"No Reservations" was a relaxing break from that kind of intense work.

"Obviously, Neil's stuff is amazing," the actor says. "There's also a time in life when you want to breeze in and out of something. I really liked the fact this character didn't have any hang-ups. He made you laugh. A tender heart, really."

Mr. Eckhart has had roles in big-studio pictures before, such as 2000's "Erin Brockovich." His second big break came last year with his critically acclaimed work as a tobacco lobbyist in the political satire "Thank You for Smoking." Yet it seemed he had to give himself permission to become a big star.

"Doing comedies and falling in love and getting the girl is fun," he says, "but I had to come to grips with the fact I can do that and I'm not a bad person for doing it. I'm not going into the realm of selling out. There's a certain independent bravado that people have, especially if you do the festival circuit, that mainstream movies are somehow evil and you're a traitor for doing it. It's not true. You still have to show up and work."

Mr. Eckhart was born and raised in California and has the laid-back attitude to prove it. "Basically, I just want to go have fun making movies," he says with a chuckle. Constantly playing the dark characters for which he was becoming known, while rewarding, isn't always fun.

"When you're tortured and you're going to work every single day and you're an alcoholic, a drug addict, an unemployed, bitter divorce, you don't really want to get up in the morning," he says. "You don't have great relationships with the people around you because you're holding that inside. When you're doing a movie like that, you can't shut it off."

Sometimes the viewers can't shut it off, either. After "In the Company of Men" and "Thank You for Smoking," Mr. Eckhart often was buttonholed by viewers who couldn't separate the characters from the actor who played them.

Though Mr. Eckhart is a laid-back California guy who took time off after high school to surf in Hawaii, he also comes across as a thoughtful artist who has thought a lot about the way films affect us. He thinks viewers are often deeply touched by a character in ways they themselves don't even understand.

"I think they associate those characters with bad times in their life," he says. "When a character like Chad walks in like that, their trigger goes off. And they can't control it."

Thankfully, Mr. Eckhart hasn't entirely left behind the dark stuff.

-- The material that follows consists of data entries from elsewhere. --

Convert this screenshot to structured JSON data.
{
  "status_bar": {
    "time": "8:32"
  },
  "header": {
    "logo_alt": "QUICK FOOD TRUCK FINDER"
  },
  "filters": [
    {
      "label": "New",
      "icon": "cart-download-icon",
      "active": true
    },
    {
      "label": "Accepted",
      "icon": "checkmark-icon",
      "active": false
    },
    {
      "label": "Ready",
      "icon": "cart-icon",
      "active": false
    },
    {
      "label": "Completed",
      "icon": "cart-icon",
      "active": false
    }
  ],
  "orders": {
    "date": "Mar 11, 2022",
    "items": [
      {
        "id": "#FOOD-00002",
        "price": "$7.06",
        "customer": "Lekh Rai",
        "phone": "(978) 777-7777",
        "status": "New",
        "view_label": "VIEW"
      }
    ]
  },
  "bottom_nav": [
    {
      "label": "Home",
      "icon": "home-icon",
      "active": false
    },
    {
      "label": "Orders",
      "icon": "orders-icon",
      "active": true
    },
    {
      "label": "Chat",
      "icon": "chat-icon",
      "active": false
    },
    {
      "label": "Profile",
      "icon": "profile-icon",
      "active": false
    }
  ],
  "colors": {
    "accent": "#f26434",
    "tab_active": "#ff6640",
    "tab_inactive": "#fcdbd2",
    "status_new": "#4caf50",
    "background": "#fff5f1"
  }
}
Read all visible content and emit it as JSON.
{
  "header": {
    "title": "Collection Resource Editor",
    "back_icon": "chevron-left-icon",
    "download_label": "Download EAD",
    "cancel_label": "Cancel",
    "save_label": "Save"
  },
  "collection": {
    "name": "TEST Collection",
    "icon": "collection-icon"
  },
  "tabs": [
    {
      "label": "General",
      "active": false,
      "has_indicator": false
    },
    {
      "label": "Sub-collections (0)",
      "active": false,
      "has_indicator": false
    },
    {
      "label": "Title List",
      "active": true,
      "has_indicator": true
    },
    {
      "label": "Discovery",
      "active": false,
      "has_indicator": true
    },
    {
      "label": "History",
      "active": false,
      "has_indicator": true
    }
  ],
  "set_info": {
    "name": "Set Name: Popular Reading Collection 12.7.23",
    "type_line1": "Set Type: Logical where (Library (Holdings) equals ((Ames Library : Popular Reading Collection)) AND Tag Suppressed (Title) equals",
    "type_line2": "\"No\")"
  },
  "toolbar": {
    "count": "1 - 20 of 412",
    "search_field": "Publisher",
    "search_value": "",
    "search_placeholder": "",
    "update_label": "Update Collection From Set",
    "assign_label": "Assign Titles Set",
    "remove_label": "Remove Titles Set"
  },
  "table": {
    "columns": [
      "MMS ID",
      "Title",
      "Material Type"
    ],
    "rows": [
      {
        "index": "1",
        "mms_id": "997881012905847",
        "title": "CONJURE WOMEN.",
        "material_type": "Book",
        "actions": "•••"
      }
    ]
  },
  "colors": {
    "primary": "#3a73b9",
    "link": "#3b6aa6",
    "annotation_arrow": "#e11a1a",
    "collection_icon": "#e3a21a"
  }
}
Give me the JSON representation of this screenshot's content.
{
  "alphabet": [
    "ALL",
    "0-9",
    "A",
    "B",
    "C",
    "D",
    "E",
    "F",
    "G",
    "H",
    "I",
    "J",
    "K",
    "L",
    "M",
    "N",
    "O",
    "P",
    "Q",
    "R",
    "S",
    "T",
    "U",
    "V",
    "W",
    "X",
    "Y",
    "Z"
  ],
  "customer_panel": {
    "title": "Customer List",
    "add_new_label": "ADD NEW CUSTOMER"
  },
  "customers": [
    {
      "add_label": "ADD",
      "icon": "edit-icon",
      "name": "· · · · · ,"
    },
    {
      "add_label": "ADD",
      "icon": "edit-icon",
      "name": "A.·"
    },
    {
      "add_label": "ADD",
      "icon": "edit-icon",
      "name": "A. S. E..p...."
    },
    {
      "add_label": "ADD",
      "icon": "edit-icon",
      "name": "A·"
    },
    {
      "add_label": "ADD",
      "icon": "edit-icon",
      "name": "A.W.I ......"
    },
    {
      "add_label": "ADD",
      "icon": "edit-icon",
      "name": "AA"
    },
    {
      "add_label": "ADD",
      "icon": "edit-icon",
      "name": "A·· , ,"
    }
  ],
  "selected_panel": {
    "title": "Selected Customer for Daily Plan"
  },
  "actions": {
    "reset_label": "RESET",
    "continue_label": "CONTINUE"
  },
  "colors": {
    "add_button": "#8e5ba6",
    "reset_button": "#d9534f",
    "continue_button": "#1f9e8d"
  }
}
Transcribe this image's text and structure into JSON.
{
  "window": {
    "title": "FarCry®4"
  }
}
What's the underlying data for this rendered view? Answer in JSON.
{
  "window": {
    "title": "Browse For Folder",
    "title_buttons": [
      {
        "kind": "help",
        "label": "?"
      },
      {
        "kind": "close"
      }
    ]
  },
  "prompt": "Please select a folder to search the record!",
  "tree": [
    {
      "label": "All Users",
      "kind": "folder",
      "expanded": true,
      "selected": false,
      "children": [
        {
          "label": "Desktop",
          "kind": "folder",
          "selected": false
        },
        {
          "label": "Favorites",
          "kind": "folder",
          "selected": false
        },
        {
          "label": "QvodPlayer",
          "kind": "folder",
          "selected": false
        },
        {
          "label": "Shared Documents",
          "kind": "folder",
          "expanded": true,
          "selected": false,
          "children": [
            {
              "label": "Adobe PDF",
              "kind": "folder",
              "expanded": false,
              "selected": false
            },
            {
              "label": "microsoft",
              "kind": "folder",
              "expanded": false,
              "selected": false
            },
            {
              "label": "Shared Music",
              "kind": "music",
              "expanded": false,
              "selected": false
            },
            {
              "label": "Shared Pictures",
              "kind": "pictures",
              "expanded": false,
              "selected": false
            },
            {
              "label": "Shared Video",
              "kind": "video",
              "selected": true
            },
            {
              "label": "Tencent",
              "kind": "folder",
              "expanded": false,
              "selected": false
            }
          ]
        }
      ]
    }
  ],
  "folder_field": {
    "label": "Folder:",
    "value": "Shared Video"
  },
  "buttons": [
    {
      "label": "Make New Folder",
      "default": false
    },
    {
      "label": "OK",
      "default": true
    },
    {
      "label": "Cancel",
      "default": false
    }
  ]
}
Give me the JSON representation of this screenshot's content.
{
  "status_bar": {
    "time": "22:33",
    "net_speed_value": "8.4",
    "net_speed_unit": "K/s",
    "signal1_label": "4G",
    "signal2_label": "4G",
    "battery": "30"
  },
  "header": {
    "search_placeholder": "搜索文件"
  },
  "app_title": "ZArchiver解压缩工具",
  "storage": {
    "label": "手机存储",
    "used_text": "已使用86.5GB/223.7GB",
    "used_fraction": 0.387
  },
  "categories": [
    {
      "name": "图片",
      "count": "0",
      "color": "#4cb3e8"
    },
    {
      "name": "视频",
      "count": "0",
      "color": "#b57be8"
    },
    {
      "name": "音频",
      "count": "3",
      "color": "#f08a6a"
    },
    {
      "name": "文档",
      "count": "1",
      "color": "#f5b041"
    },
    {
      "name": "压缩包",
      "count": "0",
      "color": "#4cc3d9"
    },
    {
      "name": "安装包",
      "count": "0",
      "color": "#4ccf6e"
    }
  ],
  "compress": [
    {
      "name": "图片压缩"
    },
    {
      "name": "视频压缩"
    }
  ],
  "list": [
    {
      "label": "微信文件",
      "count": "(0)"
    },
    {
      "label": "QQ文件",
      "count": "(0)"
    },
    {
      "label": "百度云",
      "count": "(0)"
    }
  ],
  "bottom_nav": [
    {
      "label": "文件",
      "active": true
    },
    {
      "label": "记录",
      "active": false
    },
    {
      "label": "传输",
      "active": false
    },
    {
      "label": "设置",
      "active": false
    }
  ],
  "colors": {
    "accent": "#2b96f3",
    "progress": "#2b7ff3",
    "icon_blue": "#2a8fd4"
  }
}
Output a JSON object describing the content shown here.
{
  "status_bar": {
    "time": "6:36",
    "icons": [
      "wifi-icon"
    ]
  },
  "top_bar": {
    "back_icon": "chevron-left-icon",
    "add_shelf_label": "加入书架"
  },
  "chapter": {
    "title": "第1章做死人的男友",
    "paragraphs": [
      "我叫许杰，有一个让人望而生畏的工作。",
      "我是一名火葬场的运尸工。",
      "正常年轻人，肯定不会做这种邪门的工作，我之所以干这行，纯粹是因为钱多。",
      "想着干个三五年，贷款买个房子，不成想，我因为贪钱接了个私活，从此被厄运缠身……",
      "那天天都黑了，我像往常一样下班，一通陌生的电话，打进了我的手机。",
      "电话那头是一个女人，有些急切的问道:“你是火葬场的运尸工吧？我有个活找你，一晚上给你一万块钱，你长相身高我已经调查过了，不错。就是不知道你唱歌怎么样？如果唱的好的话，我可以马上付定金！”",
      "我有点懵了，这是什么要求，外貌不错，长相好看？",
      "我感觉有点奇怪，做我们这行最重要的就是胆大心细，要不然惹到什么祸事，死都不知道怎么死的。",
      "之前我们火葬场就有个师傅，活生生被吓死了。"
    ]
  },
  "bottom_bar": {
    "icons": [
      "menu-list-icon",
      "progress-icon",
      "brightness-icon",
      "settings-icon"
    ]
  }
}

He's playing District Attorney Harvey Dent, who later becomes Two-Face, in the upcoming Batman film, "The Dark Knight."

He's also keeping his independent cred with the upcoming Alan Ball film "Nothing Is Private."

"For me, there's no difference between the two, except that in a small movie, nobody sees it, and they don't pay anything," he says with a laugh.

"Conversations With Other Women," a clever two-hander in which he starred last year with Helena Bonham Carter, was made for $300,000, he notes. "That's not even touching a percent of people's living expenses on movies, and yet it's one of my favorite films that I've made because I loved the experience of working on it. Nobody saw it."

Perhaps he can combine his new leading-man status with the kind of meaty roles he's so good at playing. He laughs, recalling that he told Neil LaBute, "Go surprise people and write a romantic comedy."

He met the director when both were students at Brigham Young University. Mr. LaBute's films have been controversial in Mormon circles. Is Mr. Eckhart still a member of the church?

"I have my own relationship with it. It's not something I talk about a lot," he says. "It is to me what it is. It's a part of who I am; that's how I grew up."

One guesses it must be difficult to be both a leading man and someone whose life is informed by religion. "The only difficulty I think in having a certain value system is the roles that you choose," he says. "I'm OK with the movies that I make. A lot of people don't like Neil's movies. I happen to like them a lot and love playing those characters because I have the confidence that I'm not wholly one way, wholly bad or wholly good; people are complex."

Aaron Eckhart, it seems, can play them all.